··· Dataset content

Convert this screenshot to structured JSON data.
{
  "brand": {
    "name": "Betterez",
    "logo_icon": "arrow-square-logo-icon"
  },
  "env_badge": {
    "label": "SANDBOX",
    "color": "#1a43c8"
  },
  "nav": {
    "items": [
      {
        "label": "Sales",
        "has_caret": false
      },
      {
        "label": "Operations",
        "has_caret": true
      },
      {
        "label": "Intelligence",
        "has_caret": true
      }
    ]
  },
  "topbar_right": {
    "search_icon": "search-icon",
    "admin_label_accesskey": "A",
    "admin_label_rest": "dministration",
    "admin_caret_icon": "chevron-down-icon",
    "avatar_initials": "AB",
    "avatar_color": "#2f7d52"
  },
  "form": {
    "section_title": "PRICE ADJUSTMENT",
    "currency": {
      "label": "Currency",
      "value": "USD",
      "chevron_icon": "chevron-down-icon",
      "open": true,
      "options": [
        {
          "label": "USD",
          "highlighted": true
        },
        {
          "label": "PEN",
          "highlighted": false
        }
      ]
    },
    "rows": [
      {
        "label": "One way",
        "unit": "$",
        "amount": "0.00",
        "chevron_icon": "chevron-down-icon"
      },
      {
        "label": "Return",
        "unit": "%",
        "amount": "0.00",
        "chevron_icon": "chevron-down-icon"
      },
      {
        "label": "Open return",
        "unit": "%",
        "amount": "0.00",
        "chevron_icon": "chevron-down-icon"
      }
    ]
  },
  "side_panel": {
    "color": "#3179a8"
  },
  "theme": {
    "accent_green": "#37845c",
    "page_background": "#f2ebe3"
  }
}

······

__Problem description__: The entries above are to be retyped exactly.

__Response to this exercise__:
Convert this screenshot to structured JSON data.
{
  "brand": {
    "name": "Betterez",
    "logo_icon": "arrow-square-logo-icon"
  },
  "env_badge": {
    "label": "SANDBOX",
    "color": "#1a43c8"
  },
  "nav": {
    "items": [
      {
        "label": "Sales",
        "has_caret": false
      },
      {
        "label": "Operations",
        "has_caret": true
      },
      {
        "label": "Intelligence",
        "has_caret": true
      }
    ]
  },
  "topbar_right": {
    "search_icon": "search-icon",
    "admin_label_accesskey": "A",
    "admin_label_rest": "dministration",
    "admin_caret_icon": "chevron-down-icon",
    "avatar_initials": "AB",
    "avatar_color": "#2f7d52"
  },
  "form": {
    "section_title": "PRICE ADJUSTMENT",
    "currency": {
      "label": "Currency",
      "value": "USD",
      "chevron_icon": "chevron-down-icon",
      "open": true,
      "options": [
        {
          "label": "USD",
          "highlighted": true
        },
        {
          "label": "PEN",
          "highlighted": false
        }
      ]
    },
    "rows": [
      {
        "label": "One way",
        "unit": "$",
        "amount": "0.00",
        "chevron_icon": "chevron-down-icon"
      },
      {
        "label": "Return",
        "unit": "%",
        "amount": "0.00",
        "chevron_icon": "chevron-down-icon"
      },
      {
        "label": "Open return",
        "unit": "%",
        "amount": "0.00",
        "chevron_icon": "chevron-down-icon"
      }
    ]
  },
  "side_panel": {
    "color": "#3179a8"
  },
  "theme": {
    "accent_green": "#37845c",
    "page_background": "#f2ebe3"
  }
}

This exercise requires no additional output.